An event that started in 1986 on Baker’s Beach, San Francisco, moved to the Black Rock Desert, Nevada a few years later and has grown by a big, old chunk every year, becoming, perhaps, the world’s best festival of its kind. Well, it’s the only one of its kind, of course.
We were just happy to be there and pretty lucky to be there seen as it had sold out a few weeks before for the first time in its history. Many people, regular Burners and star DJs, ahem, had been caught out without a ticket and unable to get in. Or, so was the talk. And would the unprecedenated numbers of people facilitate or muddy the festival’s evolution? Of course, we wouldn’t know – compared to the thousands of dollars to rent an RV out for the week, and looking at the thousands of rented RVs queuing up to get in, we were just glad to be there for the first and only time in our own truck.
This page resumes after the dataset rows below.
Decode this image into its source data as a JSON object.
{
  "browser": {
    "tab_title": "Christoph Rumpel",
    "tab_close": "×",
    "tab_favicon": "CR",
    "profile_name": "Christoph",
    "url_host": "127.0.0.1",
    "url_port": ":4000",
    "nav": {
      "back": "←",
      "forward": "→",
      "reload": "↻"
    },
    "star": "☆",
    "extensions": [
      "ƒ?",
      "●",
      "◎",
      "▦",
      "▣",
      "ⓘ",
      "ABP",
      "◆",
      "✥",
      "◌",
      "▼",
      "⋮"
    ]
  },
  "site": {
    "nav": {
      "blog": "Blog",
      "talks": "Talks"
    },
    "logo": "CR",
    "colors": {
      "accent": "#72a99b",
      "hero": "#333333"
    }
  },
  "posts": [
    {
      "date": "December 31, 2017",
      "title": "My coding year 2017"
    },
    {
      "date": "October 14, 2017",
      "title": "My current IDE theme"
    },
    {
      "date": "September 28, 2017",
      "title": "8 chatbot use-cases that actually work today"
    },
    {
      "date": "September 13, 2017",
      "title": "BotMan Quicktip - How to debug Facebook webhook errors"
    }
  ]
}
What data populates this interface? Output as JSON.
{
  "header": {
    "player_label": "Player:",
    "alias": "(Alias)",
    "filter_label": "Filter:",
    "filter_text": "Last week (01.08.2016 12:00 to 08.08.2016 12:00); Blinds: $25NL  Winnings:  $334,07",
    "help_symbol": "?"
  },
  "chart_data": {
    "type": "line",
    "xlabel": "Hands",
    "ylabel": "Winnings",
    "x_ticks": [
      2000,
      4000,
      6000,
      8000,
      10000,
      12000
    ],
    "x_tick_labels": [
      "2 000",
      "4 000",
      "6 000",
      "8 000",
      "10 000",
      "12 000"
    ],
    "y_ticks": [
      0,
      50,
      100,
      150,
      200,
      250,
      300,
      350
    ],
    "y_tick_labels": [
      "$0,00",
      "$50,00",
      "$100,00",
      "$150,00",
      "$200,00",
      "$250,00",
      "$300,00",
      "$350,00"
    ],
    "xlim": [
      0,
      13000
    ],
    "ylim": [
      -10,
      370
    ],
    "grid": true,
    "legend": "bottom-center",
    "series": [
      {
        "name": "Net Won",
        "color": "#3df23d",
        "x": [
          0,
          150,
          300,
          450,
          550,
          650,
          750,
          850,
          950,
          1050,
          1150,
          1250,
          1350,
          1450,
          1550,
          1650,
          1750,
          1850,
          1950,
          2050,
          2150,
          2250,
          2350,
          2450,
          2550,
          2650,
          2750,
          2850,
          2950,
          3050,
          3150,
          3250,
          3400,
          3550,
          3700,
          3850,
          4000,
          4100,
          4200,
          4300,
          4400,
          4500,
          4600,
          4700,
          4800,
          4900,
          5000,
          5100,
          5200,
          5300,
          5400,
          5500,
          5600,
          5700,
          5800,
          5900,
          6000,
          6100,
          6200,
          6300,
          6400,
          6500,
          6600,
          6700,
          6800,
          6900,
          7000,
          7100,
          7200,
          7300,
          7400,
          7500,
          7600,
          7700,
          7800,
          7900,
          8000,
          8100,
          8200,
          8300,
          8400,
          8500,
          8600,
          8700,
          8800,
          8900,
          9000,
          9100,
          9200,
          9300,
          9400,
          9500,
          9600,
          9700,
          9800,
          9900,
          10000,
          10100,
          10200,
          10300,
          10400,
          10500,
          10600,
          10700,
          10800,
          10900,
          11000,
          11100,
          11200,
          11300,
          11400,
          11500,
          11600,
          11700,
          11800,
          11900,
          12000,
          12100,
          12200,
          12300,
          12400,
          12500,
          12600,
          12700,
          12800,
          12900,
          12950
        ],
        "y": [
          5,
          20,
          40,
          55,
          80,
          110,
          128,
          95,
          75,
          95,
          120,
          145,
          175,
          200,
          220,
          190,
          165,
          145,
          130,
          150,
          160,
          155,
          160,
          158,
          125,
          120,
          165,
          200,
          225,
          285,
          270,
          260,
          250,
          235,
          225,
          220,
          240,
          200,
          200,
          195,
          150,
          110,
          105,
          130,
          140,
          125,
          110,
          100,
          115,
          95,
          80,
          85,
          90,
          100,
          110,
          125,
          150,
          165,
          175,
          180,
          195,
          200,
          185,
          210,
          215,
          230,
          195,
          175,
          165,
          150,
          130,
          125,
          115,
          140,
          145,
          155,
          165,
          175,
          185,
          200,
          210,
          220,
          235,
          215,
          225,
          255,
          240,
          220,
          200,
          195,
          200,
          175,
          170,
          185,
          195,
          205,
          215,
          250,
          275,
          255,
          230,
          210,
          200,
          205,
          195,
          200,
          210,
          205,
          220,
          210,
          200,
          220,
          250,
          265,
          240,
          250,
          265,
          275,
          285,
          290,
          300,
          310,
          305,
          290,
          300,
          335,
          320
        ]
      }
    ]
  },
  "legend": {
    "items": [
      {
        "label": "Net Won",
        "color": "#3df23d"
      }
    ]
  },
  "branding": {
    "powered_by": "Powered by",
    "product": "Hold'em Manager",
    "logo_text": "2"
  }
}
The Rainbow and the Burning Man. Both share many similarities that differentiate them from European festivals. They both seem Utopian and identify themselves as Other places to the Outside, everyday world. At both, you will be ‘Welcomed Home’ regularly until about halfway through the event when some mysterious, communal command switches off that particular greeting. Indeed, at both events, there are very many mysterious, commands that everyone seems to follow, rituals observed by everyone and commonly held beliefs. They are not cults but they do look a bit like cults. Also, and as a product of this perhaps, no commercial activity is allowed to take place. The Rainbow is all about trading and swapping stuff – at the Burning Man, they call it the Gift Economy.